▸ Exercise details
Write out every line below that includes the word "alle".

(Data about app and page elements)
+++

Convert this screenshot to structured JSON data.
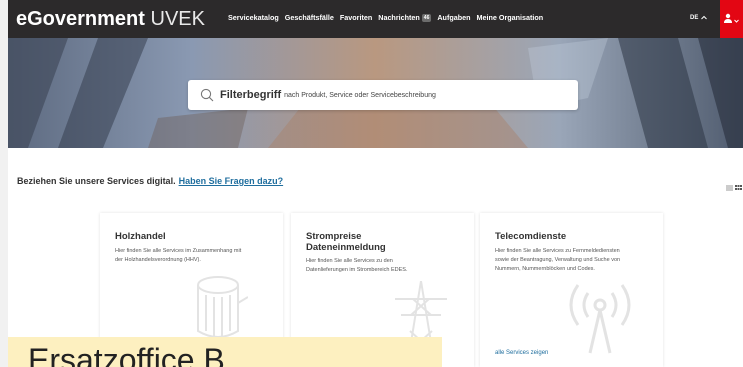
{
  "header": {
    "brand_bold": "eGovernment",
    "brand_light": "UVEK",
    "nav": [
      {
        "label": "Servicekatalog"
      },
      {
        "label": "Geschäftsfälle"
      },
      {
        "label": "Favoriten"
      },
      {
        "label": "Nachrichten",
        "badge": "46"
      },
      {
        "label": "Aufgaben"
      },
      {
        "label": "Meine Organisation"
      }
    ],
    "language": "DE",
    "accent_color": "#e30613"
  },
  "search": {
    "label_strong": "Filterbegriff",
    "label_rest": "nach Produkt, Service oder Servicebeschreibung"
  },
  "intro": {
    "text": "Beziehen Sie unsere Services digital.",
    "link": "Haben Sie Fragen dazu?"
  },
  "cards": [
    {
      "title_line1": "Holzhandel",
      "title_line2": "",
      "desc_line1": "Hier finden Sie alle Services im Zusammenhang mit",
      "desc_line2": "der Holzhandelsverordnung (HHV).",
      "desc_line3": "",
      "icon": "wood-log-icon",
      "link": ""
    },
    {
      "title_line1": "Strompreise",
      "title_line2": "Dateneinmeldung",
      "desc_line1": "Hier finden Sie alle Services zu den",
      "desc_line2": "Datenlieferungen im Strombereich EDES.",
      "desc_line3": "",
      "icon": "power-pylon-icon",
      "link": ""
    },
    {
      "title_line1": "Telecomdienste",
      "title_line2": "",
      "desc_line1": "Hier finden Sie alle Services zu Fernmeldediensten",
      "desc_line2": "sowie der Beantragung, Verwaltung und Suche von",
      "desc_line3": "Nummern, Nummernblöcken und Codes.",
      "icon": "antenna-icon",
      "link": "alle Services zeigen"
    }
  ],
  "overlay": {
    "text": "Ersatzoffice B"
  }
}
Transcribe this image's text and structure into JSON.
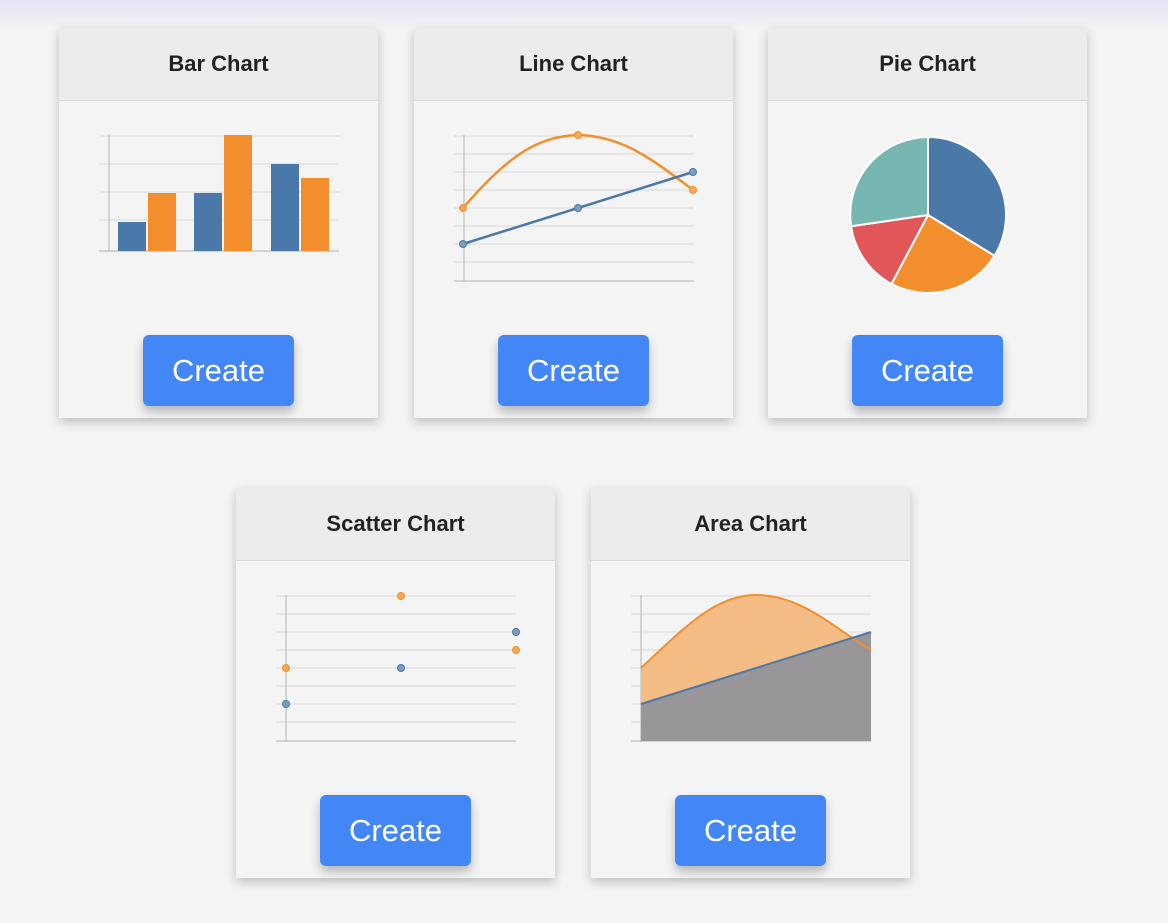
{
  "cards": [
    {
      "title": "Bar Chart",
      "button": "Create",
      "thumbnail_type": "bar"
    },
    {
      "title": "Line Chart",
      "button": "Create",
      "thumbnail_type": "line"
    },
    {
      "title": "Pie Chart",
      "button": "Create",
      "thumbnail_type": "pie"
    },
    {
      "title": "Scatter Chart",
      "button": "Create",
      "thumbnail_type": "scatter"
    },
    {
      "title": "Area Chart",
      "button": "Create",
      "thumbnail_type": "area"
    }
  ],
  "colors": {
    "blue": "#4a78a8",
    "orange": "#f28f2c",
    "red": "#e15759",
    "teal": "#76b7b2",
    "button": "#4287f5"
  }
}
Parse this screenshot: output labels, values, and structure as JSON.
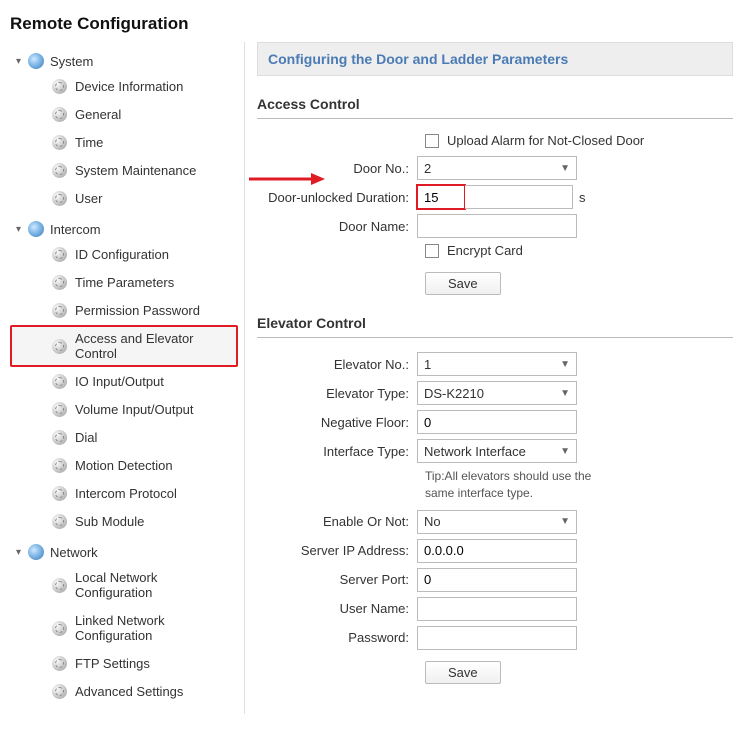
{
  "page_title": "Remote Configuration",
  "panel_title": "Configuring the Door and Ladder Parameters",
  "sidebar": {
    "groups": [
      {
        "label": "System",
        "items": [
          {
            "label": "Device Information"
          },
          {
            "label": "General"
          },
          {
            "label": "Time"
          },
          {
            "label": "System Maintenance"
          },
          {
            "label": "User"
          }
        ]
      },
      {
        "label": "Intercom",
        "items": [
          {
            "label": "ID Configuration"
          },
          {
            "label": "Time Parameters"
          },
          {
            "label": "Permission Password"
          },
          {
            "label": "Access and Elevator Control",
            "selected": true
          },
          {
            "label": "IO Input/Output"
          },
          {
            "label": "Volume Input/Output"
          },
          {
            "label": "Dial"
          },
          {
            "label": "Motion Detection"
          },
          {
            "label": "Intercom Protocol"
          },
          {
            "label": "Sub Module"
          }
        ]
      },
      {
        "label": "Network",
        "items": [
          {
            "label": "Local Network Configuration"
          },
          {
            "label": "Linked Network Configuration"
          },
          {
            "label": "FTP Settings"
          },
          {
            "label": "Advanced Settings"
          }
        ]
      }
    ]
  },
  "access": {
    "title": "Access Control",
    "upload_alarm_label": "Upload Alarm for Not-Closed Door",
    "door_no_label": "Door No.:",
    "door_no_value": "2",
    "duration_label": "Door-unlocked Duration:",
    "duration_value": "15",
    "duration_unit": "s",
    "door_name_label": "Door Name:",
    "door_name_value": "",
    "encrypt_label": "Encrypt Card",
    "save_label": "Save"
  },
  "elevator": {
    "title": "Elevator Control",
    "no_label": "Elevator No.:",
    "no_value": "1",
    "type_label": "Elevator Type:",
    "type_value": "DS-K2210",
    "neg_floor_label": "Negative Floor:",
    "neg_floor_value": "0",
    "iface_label": "Interface Type:",
    "iface_value": "Network Interface",
    "tip": "Tip:All elevators should use the same interface type.",
    "enable_label": "Enable Or Not:",
    "enable_value": "No",
    "server_ip_label": "Server IP Address:",
    "server_ip_value": "0.0.0.0",
    "server_port_label": "Server Port:",
    "server_port_value": "0",
    "user_label": "User Name:",
    "user_value": "",
    "pwd_label": "Password:",
    "pwd_value": "",
    "save_label": "Save"
  }
}
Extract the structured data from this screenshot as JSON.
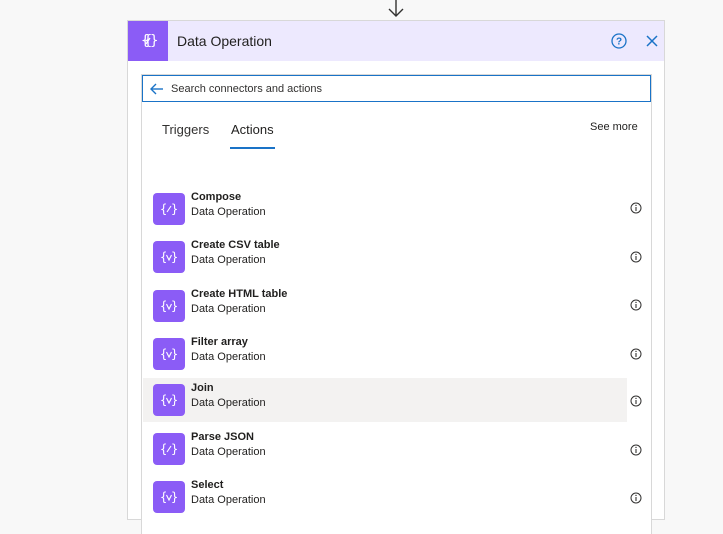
{
  "card": {
    "title": "Data Operation",
    "header_icon": "data-operation-icon",
    "accent_color": "#8b5cf6",
    "header_bg": "#ede9fe"
  },
  "search": {
    "placeholder": "Search connectors and actions",
    "value": ""
  },
  "tabs": [
    {
      "label": "Triggers",
      "active": false
    },
    {
      "label": "Actions",
      "active": true
    }
  ],
  "see_more_label": "See more",
  "actions": [
    {
      "name": "Compose",
      "subtitle": "Data Operation",
      "icon": "compose-icon"
    },
    {
      "name": "Create CSV table",
      "subtitle": "Data Operation",
      "icon": "data-filter-icon"
    },
    {
      "name": "Create HTML table",
      "subtitle": "Data Operation",
      "icon": "data-filter-icon"
    },
    {
      "name": "Filter array",
      "subtitle": "Data Operation",
      "icon": "data-filter-icon"
    },
    {
      "name": "Join",
      "subtitle": "Data Operation",
      "icon": "data-filter-icon",
      "hovered": true
    },
    {
      "name": "Parse JSON",
      "subtitle": "Data Operation",
      "icon": "compose-icon"
    },
    {
      "name": "Select",
      "subtitle": "Data Operation",
      "icon": "data-filter-icon"
    }
  ]
}
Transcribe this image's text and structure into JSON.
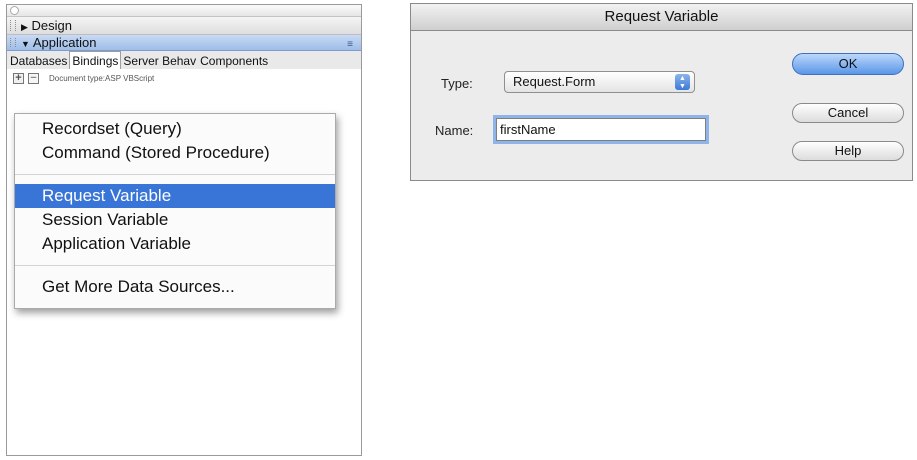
{
  "panel": {
    "design_label": "Design",
    "application_label": "Application",
    "tabs": [
      "Databases",
      "Bindings",
      "Server Behav",
      "Components"
    ],
    "active_tab": "Bindings",
    "add_symbol": "+",
    "remove_symbol": "−",
    "document_type": "Document type:ASP VBScript"
  },
  "menu": {
    "items": [
      "Recordset (Query)",
      "Command (Stored Procedure)",
      "Request Variable",
      "Session Variable",
      "Application Variable",
      "Get More Data Sources..."
    ],
    "selected": "Request Variable"
  },
  "dialog": {
    "title": "Request Variable",
    "type_label": "Type:",
    "type_value": "Request.Form",
    "name_label": "Name:",
    "name_value": "firstName",
    "ok_label": "OK",
    "cancel_label": "Cancel",
    "help_label": "Help"
  },
  "colors": {
    "selection": "#3875d7",
    "application_bar": "#9ebde8",
    "default_button": "#5a96e8"
  }
}
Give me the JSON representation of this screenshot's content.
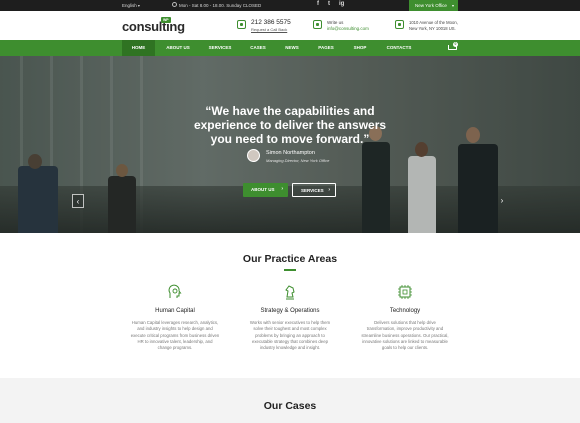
{
  "topbar": {
    "language": "English",
    "hours": "Mon - Sat 8.00 - 18.00. Sunday CLOSED",
    "social": [
      "f",
      "t",
      "ig"
    ],
    "office": "New York Office"
  },
  "header": {
    "logo": "consulting",
    "logo_badge": "WP",
    "phone": "212 386 5575",
    "phone_sub": "Request a Call Back",
    "write_label": "Write us",
    "email": "info@consulting.com",
    "address_line1": "1010 Avenue of the Moon,",
    "address_line2": "New York, NY 10018 US."
  },
  "nav": {
    "items": [
      "HOME",
      "ABOUT US",
      "SERVICES",
      "CASES",
      "NEWS",
      "PAGES",
      "SHOP",
      "CONTACTS"
    ],
    "active": "HOME",
    "cart_count": "0"
  },
  "hero": {
    "quote_line1": "“We have the capabilities and",
    "quote_line2": "experience to deliver the answers",
    "quote_line3": "you need to move forward.”",
    "author_name": "Simon Northampton",
    "author_role": "Managing Director, New York Office",
    "btn_about": "ABOUT US",
    "btn_services": "SERVICES"
  },
  "practice": {
    "title": "Our Practice Areas",
    "areas": [
      {
        "title": "Human Capital",
        "icon": "head-gear-icon",
        "desc": [
          "Human Capital leverages research, analytics,",
          "and industry insights to help design and",
          "execute critical programs from business driven",
          "HR to innovative talent, leadership, and",
          "change programs."
        ]
      },
      {
        "title": "Strategy & Operations",
        "icon": "chess-knight-icon",
        "desc": [
          "Works with senior executives to help them",
          "solve their toughest and most complex",
          "problems by bringing an approach to",
          "executable strategy that combines deep",
          "industry knowledge and insight."
        ]
      },
      {
        "title": "Technology",
        "icon": "chip-icon",
        "desc": [
          "Delivers solutions that help drive",
          "transformation, improve productivity and",
          "streamline business operations. Our practical,",
          "innovative solutions are linked to measurable",
          "goals to help our clients."
        ]
      }
    ]
  },
  "cases": {
    "title": "Our Cases"
  },
  "colors": {
    "brand_green": "#3e8e2f",
    "topbar_dark": "#1e1e1e"
  }
}
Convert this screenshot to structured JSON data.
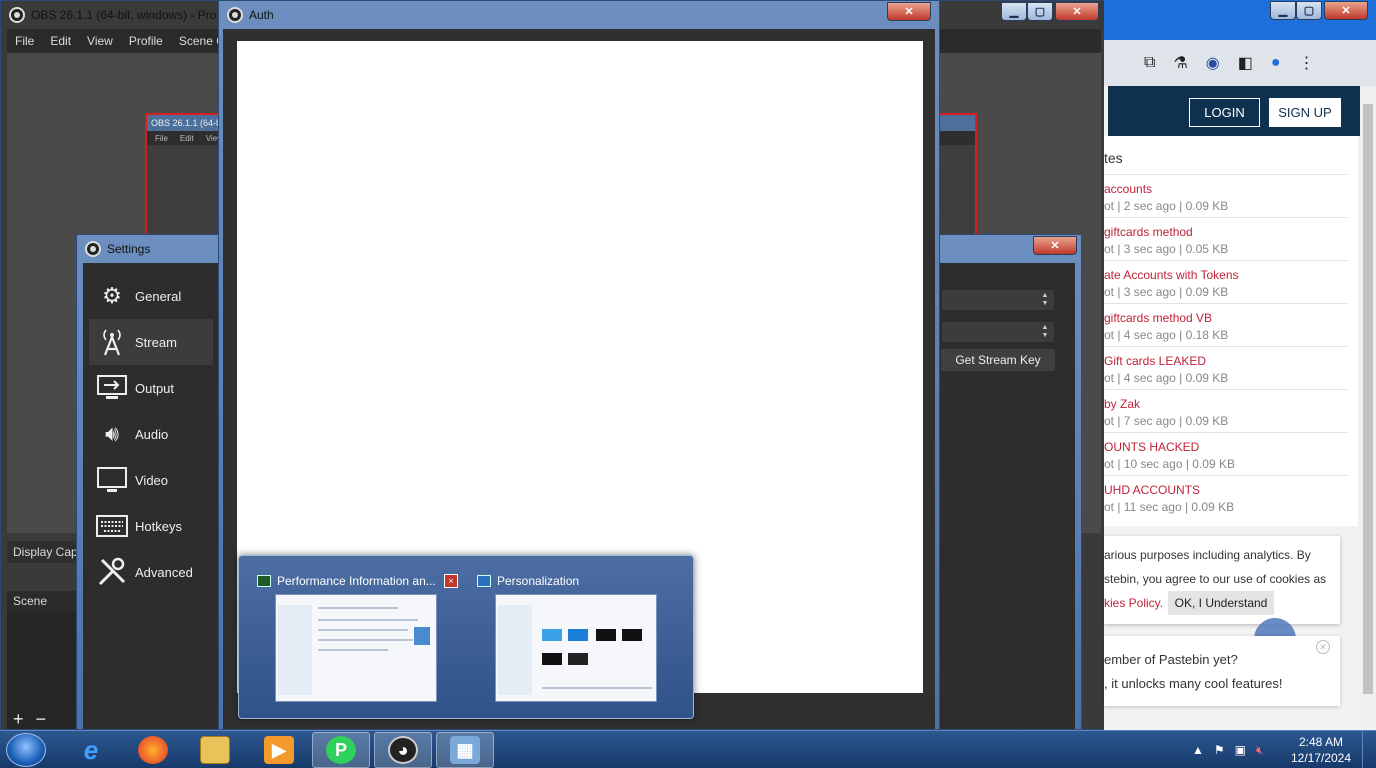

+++

▸ Output for this exercise
      "desc_line1": "Hier finden Sie alle Services im Zusammenhang mit",
      "desc_line1": "Hier finden Sie alle Services zu den",
      "desc_line1": "Hier finden Sie alle Services zu Fernmeldediensten",
      "link": "alle Services zeigen"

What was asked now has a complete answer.